Interface dataset entries:
○ ○ ○ ○
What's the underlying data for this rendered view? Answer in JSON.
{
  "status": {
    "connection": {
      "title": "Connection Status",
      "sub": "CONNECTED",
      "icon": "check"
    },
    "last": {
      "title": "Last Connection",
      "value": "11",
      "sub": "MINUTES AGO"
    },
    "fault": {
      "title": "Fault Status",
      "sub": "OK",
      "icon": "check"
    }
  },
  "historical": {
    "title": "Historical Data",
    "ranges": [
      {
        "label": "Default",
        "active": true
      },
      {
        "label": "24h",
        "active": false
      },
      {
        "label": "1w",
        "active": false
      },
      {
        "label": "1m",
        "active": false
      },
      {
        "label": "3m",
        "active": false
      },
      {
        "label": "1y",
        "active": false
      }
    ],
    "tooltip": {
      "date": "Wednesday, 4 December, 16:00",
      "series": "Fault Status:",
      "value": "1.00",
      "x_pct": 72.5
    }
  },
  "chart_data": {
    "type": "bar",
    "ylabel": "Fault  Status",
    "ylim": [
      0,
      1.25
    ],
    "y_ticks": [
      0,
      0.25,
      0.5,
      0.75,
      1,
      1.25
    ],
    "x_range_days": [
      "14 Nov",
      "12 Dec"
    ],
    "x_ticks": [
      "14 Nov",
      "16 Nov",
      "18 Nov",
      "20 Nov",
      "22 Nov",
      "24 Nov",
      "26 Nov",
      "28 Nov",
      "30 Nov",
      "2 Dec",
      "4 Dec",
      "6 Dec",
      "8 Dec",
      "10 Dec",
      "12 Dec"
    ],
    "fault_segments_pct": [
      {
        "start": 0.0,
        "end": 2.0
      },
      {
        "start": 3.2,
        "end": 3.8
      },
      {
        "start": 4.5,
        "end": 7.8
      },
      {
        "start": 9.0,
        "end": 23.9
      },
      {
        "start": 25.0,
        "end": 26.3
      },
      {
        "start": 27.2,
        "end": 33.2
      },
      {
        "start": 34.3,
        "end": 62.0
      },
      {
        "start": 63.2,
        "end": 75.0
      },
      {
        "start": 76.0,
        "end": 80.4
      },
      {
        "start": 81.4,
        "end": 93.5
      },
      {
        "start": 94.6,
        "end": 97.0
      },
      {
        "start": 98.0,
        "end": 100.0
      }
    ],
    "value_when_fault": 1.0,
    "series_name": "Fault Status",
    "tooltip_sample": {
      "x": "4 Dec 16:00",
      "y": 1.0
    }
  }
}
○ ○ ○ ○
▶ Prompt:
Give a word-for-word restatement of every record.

▶ Output for this task:
What's the underlying data for this rendered view? Answer in JSON.
{
  "status": {
    "connection": {
      "title": "Connection Status",
      "sub": "CONNECTED",
      "icon": "check"
    },
    "last": {
      "title": "Last Connection",
      "value": "11",
      "sub": "MINUTES AGO"
    },
    "fault": {
      "title": "Fault Status",
      "sub": "OK",
      "icon": "check"
    }
  },
  "historical": {
    "title": "Historical Data",
    "ranges": [
      {
        "label": "Default",
        "active": true
      },
      {
        "label": "24h",
        "active": false
      },
      {
        "label": "1w",
        "active": false
      },
      {
        "label": "1m",
        "active": false
      },
      {
        "label": "3m",
        "active": false
      },
      {
        "label": "1y",
        "active": false
      }
    ],
    "tooltip": {
      "date": "Wednesday, 4 December, 16:00",
      "series": "Fault Status:",
      "value": "1.00",
      "x_pct": 72.5
    }
  },
  "chart_data": {
    "type": "bar",
    "ylabel": "Fault  Status",
    "ylim": [
      0,
      1.25
    ],
    "y_ticks": [
      0,
      0.25,
      0.5,
      0.75,
      1,
      1.25
    ],
    "x_range_days": [
      "14 Nov",
      "12 Dec"
    ],
    "x_ticks": [
      "14 Nov",
      "16 Nov",
      "18 Nov",
      "20 Nov",
      "22 Nov",
      "24 Nov",
      "26 Nov",
      "28 Nov",
      "30 Nov",
      "2 Dec",
      "4 Dec",
      "6 Dec",
      "8 Dec",
      "10 Dec",
      "12 Dec"
    ],
    "fault_segments_pct": [
      {
        "start": 0.0,
        "end": 2.0
      },
      {
        "start": 3.2,
        "end": 3.8
      },
      {
        "start": 4.5,
        "end": 7.8
      },
      {
        "start": 9.0,
        "end": 23.9
      },
      {
        "start": 25.0,
        "end": 26.3
      },
      {
        "start": 27.2,
        "end": 33.2
      },
      {
        "start": 34.3,
        "end": 62.0
      },
      {
        "start": 63.2,
        "end": 75.0
      },
      {
        "start": 76.0,
        "end": 80.4
      },
      {
        "start": 81.4,
        "end": 93.5
      },
      {
        "start": 94.6,
        "end": 97.0
      },
      {
        "start": 98.0,
        "end": 100.0
      }
    ],
    "value_when_fault": 1.0,
    "series_name": "Fault Status",
    "tooltip_sample": {
      "x": "4 Dec 16:00",
      "y": 1.0
    }
  }
}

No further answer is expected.